500 businesses will receive $2,500 grants and an additional 250 businesses will receive $5,000 grants to pay staff, rent and other things to keep businesses afloat
Budish then pivoted to discuss Destination Cleveland’s “undefeated” program, in conjunction with the City of Cleveland and Cuyahoga County. The program’s goal, Budish said, is to help people feel safe and to be safe at our restaurants, hotels and other businesses as they open up.
Budish then gave an update on the small business stabilization fund, saying that 500 businesses will receive $2,500 grants and an additional 250 businesses will receive $5,000 grants to pay staff, rent and other things to keep businesses afloat.
He then discussed how cities in the area are struggling, and said that the county is able to buy “municipal obligations from political subdivisions like cities, townships, villages and school districts.”
He went on to explain that if a city borrowed money for a specific project and would normally pay investors back with interest for the project. Budish said the county can actually buy those notes from cities and then cities would instead of paying investors would pay the county back at a lower interest rate.
Budish said the county has used this for cities like Euclid, Seven Hills and Broadview Heights and said he thinks during the pandemic it could be incredibly useful for cities.
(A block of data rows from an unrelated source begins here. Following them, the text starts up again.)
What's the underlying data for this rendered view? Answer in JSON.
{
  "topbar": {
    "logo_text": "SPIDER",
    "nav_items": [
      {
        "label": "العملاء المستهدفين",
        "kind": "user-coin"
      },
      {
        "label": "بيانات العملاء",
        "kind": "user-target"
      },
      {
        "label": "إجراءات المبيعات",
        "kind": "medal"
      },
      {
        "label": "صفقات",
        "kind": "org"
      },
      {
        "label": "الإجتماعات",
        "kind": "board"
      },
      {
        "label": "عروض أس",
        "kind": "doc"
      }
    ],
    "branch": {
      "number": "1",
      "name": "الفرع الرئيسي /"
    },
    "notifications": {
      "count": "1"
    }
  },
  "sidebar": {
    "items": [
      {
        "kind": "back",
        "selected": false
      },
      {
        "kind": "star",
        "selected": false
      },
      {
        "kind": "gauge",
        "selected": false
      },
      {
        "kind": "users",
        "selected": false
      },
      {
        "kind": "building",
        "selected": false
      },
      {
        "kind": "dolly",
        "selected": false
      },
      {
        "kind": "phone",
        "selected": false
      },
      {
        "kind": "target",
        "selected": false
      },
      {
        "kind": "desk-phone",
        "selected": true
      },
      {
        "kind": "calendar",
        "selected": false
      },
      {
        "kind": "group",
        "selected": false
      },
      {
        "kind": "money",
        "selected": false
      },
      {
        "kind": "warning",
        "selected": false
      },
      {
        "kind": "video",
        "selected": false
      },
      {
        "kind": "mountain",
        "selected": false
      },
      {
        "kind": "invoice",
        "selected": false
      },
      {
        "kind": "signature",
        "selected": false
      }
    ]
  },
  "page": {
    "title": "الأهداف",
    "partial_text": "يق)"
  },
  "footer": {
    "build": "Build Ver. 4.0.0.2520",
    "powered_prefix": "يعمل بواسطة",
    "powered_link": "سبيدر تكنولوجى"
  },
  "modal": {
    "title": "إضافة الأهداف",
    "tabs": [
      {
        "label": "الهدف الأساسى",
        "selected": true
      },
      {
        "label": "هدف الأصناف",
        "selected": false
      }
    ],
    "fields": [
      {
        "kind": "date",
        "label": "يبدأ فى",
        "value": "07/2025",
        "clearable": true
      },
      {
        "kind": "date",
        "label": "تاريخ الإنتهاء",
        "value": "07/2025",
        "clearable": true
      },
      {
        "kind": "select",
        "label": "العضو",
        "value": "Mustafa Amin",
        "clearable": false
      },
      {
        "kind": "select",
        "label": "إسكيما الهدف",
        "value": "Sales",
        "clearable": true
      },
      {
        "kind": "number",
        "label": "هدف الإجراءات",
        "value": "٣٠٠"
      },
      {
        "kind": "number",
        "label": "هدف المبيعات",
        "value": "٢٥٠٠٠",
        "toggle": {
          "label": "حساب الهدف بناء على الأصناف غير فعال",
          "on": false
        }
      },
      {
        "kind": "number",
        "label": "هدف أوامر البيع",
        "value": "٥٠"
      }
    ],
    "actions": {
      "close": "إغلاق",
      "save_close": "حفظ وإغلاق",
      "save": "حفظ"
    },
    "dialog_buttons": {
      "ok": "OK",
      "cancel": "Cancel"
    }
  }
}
“This year with the COVID crisis, the big institutions, the ones that buy these notes they were not buying, nobody was buying, that would mean that if the county wasn’t involved a city would either have to go into their reserves to pay off the note or default and in either case it could be a terrible disaster using this investment tool that the county created.”